Monday Headlines: Zuma, Matric, AFCON, Tshwane
Zuma will not co-govern, “Learn from white schools”, Togo go home before thriller of AFCON opener, Tshwane stinks as garbage piles up
Monday 11 January 2010 | Week #2 | Day #11 | Days left in 2010 = 354
Zuma: We’ve Got One President
Speaking on the evening after the ANC’s 98th Birthday rally in Kimberley, President Jacob Zuma told the SABC that the African National Congress would co-operate but not "co-govern" with its alliance partners.
"Once somebody feels that there should be co-governance that is when the debate must come…because we’ve got one president," Zuma told the public broadcaster in an interview.
"You can’t co-govern."
Zuma said that the political alliance between the ANC, South African Communist Party and Congress of South African Trade Unions with its discussions and co-operation would "absolutely" continue.
"But you must also not mistake the consultations and discussions with co-governance," said Zuma. "Once you begin to think that once we meet and discuss the issues that is co-governance then you are missing the point."
His comments follow the continuing spat between the ANC and the SACP which re-ignited at the public rally on Saturday. Whilst the speakers were not heckled this time, the SACP usurped much of the publicity away from especially the ANC Youth League, by giving out hundreds of free SACP-branded caps and t-shirts prior to the start of the rally, much to the ire of ANCYL president Julius Malema. (IOL)
“Learn From The Old White Schools”
If township schools want to improve their matric results, they should learn from "old white schools" about discipline. And instead of driving South African farmers out of the country, agricultural and commercial farmers should be cherished for the good of the country, since this is such an important sector.

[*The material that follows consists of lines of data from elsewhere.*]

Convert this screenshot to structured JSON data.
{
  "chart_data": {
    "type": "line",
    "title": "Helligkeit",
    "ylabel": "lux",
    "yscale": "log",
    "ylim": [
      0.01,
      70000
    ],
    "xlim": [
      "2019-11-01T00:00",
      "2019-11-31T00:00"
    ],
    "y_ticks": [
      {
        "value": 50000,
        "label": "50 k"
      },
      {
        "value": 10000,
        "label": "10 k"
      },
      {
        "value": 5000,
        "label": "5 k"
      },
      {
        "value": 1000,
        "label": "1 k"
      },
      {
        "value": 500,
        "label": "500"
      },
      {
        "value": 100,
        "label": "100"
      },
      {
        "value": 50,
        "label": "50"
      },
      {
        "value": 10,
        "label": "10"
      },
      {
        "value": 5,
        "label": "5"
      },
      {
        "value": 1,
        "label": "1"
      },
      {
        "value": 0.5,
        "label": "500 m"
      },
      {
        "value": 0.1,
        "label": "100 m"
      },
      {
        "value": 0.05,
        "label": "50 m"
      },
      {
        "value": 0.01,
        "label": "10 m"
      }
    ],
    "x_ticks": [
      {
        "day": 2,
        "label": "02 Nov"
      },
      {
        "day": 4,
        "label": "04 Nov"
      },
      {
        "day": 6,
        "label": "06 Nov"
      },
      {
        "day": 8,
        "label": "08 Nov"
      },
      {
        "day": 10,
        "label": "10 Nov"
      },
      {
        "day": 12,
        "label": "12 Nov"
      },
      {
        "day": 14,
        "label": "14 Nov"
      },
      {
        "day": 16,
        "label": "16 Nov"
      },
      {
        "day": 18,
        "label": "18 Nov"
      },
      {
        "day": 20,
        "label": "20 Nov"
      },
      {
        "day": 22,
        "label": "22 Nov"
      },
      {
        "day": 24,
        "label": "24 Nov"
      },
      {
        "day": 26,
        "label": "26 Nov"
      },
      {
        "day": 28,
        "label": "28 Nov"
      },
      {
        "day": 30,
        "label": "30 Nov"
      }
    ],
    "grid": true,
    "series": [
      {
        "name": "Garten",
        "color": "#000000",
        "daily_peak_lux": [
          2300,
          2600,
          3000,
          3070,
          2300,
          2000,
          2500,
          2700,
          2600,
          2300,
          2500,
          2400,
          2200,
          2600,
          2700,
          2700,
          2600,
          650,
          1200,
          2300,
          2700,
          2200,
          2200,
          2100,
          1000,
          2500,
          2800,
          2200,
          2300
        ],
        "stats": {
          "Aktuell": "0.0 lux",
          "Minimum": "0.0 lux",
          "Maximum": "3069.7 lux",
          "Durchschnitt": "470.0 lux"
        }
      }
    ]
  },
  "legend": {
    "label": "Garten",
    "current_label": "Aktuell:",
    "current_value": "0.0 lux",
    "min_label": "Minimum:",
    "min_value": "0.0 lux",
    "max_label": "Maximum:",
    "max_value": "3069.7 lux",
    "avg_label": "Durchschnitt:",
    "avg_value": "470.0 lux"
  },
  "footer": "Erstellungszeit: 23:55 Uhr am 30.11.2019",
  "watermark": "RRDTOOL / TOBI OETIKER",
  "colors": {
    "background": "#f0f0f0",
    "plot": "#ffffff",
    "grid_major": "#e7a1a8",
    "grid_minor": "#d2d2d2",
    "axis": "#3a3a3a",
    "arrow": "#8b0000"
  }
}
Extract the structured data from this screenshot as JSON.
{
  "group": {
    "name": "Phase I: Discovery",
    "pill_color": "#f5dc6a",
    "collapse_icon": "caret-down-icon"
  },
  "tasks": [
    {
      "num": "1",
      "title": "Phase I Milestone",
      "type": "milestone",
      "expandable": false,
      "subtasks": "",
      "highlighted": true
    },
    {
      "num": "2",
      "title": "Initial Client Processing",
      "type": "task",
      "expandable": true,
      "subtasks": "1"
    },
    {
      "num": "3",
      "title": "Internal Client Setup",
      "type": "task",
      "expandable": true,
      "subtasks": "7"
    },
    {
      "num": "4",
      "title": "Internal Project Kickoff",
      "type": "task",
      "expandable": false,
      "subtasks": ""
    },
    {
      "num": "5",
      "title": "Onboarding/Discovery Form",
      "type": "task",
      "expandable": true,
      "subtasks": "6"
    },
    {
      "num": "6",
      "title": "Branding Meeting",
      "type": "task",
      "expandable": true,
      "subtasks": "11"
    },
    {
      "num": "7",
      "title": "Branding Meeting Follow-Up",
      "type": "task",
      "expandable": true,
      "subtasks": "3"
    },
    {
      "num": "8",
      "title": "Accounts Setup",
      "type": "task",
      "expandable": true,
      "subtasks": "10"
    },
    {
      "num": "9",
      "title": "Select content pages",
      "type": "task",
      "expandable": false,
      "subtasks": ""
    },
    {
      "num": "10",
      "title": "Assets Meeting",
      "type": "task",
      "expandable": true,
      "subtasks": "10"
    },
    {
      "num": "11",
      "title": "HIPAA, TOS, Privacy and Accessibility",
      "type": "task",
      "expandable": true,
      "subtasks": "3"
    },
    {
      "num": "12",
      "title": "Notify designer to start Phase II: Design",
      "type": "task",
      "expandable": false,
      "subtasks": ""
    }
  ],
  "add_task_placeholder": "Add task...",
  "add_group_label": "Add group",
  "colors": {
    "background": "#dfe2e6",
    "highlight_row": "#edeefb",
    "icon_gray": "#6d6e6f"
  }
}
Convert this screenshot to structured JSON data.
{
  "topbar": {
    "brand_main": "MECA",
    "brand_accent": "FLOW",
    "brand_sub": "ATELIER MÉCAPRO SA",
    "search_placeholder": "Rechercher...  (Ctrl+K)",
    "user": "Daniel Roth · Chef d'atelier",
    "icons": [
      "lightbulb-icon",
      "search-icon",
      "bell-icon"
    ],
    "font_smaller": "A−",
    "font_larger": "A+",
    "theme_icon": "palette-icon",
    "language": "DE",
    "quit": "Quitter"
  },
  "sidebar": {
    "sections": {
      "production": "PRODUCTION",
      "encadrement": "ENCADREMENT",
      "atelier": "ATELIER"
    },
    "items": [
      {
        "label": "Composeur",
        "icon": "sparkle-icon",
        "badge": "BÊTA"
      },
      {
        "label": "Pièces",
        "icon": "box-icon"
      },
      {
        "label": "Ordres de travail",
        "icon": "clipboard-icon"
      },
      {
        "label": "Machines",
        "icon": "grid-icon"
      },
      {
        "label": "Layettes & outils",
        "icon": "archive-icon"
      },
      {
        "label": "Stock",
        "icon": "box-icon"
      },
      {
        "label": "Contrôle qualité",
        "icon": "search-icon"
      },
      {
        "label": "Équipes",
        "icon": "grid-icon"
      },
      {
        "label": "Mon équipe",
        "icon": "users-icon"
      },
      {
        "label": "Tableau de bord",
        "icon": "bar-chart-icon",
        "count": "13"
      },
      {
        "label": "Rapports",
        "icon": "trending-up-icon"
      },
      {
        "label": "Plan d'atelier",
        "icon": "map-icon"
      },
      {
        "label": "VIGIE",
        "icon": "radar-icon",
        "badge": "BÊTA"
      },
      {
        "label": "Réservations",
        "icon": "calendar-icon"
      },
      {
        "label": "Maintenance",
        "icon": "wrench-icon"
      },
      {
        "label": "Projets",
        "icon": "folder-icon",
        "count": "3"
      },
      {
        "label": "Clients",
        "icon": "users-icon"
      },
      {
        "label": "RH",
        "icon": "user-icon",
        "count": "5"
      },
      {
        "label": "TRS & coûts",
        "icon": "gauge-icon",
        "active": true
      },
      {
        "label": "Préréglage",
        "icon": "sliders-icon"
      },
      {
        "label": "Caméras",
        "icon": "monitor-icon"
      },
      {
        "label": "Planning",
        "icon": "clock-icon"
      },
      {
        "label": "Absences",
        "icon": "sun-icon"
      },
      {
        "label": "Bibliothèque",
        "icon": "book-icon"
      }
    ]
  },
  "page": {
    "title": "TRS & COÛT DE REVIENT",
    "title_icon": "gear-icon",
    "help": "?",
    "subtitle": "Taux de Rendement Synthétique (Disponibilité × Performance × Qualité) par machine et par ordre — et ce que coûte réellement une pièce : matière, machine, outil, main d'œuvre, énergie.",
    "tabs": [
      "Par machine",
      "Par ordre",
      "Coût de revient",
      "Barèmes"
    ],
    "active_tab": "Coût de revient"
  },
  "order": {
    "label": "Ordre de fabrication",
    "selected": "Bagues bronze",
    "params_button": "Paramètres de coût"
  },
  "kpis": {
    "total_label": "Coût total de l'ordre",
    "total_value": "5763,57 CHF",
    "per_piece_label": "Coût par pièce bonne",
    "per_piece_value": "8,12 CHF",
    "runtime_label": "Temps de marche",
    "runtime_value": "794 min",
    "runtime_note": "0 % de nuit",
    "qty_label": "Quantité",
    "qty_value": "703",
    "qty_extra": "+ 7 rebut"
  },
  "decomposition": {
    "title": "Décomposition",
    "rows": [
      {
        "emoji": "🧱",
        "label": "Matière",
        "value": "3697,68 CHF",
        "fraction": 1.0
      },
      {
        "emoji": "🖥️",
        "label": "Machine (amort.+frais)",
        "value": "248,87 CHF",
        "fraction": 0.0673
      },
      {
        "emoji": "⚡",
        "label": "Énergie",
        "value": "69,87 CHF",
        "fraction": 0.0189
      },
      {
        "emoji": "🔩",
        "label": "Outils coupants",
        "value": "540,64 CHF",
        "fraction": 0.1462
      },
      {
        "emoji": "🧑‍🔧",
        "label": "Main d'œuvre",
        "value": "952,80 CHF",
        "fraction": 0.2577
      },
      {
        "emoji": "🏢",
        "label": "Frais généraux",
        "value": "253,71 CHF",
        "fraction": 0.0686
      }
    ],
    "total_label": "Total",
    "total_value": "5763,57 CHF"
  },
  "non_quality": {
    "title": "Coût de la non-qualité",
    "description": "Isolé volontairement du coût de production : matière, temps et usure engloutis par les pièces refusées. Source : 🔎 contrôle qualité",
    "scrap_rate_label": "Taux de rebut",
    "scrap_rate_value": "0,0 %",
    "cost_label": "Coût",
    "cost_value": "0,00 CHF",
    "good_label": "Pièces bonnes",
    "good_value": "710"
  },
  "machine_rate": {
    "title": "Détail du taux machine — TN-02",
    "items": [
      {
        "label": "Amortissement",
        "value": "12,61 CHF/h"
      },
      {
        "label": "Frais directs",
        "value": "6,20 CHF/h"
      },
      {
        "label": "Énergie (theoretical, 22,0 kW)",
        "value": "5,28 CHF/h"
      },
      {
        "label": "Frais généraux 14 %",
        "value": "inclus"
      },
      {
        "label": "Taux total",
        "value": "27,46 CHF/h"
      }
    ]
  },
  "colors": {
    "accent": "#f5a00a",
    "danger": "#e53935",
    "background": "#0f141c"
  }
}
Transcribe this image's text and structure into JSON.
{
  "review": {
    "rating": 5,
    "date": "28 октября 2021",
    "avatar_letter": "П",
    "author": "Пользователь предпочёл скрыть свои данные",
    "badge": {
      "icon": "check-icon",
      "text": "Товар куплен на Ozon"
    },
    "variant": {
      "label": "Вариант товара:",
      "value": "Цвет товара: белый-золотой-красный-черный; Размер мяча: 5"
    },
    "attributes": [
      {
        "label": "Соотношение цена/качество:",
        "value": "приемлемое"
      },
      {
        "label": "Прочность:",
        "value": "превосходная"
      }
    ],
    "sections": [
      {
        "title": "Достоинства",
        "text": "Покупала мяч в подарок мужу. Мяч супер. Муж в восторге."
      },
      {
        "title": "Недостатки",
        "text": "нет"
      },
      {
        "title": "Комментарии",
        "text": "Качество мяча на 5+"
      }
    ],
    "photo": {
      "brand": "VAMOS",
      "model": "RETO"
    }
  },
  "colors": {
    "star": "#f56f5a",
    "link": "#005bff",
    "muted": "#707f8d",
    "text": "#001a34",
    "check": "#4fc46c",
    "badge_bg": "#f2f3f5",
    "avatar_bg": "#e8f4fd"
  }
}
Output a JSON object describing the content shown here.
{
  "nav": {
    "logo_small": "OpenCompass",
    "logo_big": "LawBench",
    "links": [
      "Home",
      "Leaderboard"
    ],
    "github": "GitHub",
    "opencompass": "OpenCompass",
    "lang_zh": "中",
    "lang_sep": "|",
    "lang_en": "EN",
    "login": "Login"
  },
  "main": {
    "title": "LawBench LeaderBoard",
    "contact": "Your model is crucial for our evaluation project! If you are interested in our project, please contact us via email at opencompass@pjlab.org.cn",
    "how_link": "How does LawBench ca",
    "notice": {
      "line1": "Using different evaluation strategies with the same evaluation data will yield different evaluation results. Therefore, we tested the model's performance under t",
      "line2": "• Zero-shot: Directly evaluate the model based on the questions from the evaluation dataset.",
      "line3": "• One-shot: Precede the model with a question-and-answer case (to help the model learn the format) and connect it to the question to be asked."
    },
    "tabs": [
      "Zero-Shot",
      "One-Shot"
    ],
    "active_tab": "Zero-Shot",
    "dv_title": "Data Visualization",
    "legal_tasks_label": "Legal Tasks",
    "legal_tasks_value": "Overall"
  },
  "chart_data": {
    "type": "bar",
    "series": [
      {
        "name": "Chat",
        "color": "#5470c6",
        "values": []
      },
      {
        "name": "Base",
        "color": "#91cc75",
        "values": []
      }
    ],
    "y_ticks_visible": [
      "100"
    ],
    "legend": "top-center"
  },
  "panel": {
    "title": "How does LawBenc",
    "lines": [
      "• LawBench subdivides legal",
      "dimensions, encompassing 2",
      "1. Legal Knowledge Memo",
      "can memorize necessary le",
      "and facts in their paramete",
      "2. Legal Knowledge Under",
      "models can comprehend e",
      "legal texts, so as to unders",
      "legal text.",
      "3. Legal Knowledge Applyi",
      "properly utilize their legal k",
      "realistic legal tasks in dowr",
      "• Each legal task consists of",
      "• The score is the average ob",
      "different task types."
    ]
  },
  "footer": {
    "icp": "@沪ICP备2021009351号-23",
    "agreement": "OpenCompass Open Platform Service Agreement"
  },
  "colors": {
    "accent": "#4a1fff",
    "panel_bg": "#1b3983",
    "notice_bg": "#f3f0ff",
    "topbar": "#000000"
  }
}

According to Free State Premier Ace Magashule, this was President Zuma’s message to a delegation of the Free State executive council earlier last week. According to Magashule, Zuma said if South Africa is to be rebuilt, the country should focus most of its resources on education, and not poverty or unemployment. That way, recovery and rebuilding will happen on its own.
Furthermore, a change in attitude is necessary, so that apartheid or subsidies to commercial farmers don’t always get the blame.
"When he addressed school principals [at the meeting], he said they can go and learn about discipline from the old white schools where they teach for seven hours a day, while schools in the township teach for three or four hours a day and then expect to do well. He emphasised the fact that schools must understand the truly important issues at hand, such as teachers being punctual." (News24)
Togo Go Home Before Thrilling AFCON Opener
Mali made a miraculous recovery to pull back from a four-goal deficit to hold Angola to a 4-4 draw in the opening game of the 2010 Africa Cup of Nations here on Sunday.
The hosts appeared set for the best possible start when a first half double from Flavio Armado and penalties from Gilberto and Manucho had them celebrating a famous victory. With only 16 minutes on the clock Mali looked down and out.
But a double from Seydou Keita and contributions from Frederic Kanoute and Mustapha Yattabare gave them an improbable draw.
This Nations Cup curtain-raiser began with a minute’s silence in memory of the victims of Friday’s deadly gun attack on the Togo team coach in Cabinda.
The hosts went 2-0 up in the first half thanks to two headers from striker Flavio, while Gilberto and Manucho scored a penalty each to make it four. But Mali grabbed one back when Seydou Keita stabbed home from close range. Frederic Kanoute headed in a second before Keita and Mustapha Yatabare scored in injury time in Luanda.
The first ever match at the 11 November Stadium provided a thrilling start to a Nations Cup that had been overshadowed by Friday’s gun attack on the Togolese team, who have been withdrawn by their government and flown home. (IOL & BBC Sport)
Tshwane Stinks As Garbage Piles Up
The backlog of uncollected waste in the City of Tshwane will be dealt with in 24 hours, the acting city manager said on Sunday. The backlog was caused by "sporadic industrial action" by workers in the municipality’s department of agriculture and environment management, Oupa Nkoane said in a statement.
"This has led in some instances to waste not being collected in a manner that is usual in the city. This has rightly led to some anxiety on the side of the residents."
The city was implementing contingency measures to eradicate the backlog by Monday. He said 70% of it had already been dealt with.
"The last 30% will be eradicated over the next 24 hours. At the time of releasing this statement (Sunday afternoon) workers are busy and the backlog should be eradicated by Monday." (News24)
Joburg Weather Week
Not looking to positive there. And we have a serious cricket match starting at the Wanderers later this week too… (BBC Weather Service)
Make the most of this back-to-work/back-to-school week Jozi!
JoBra is out!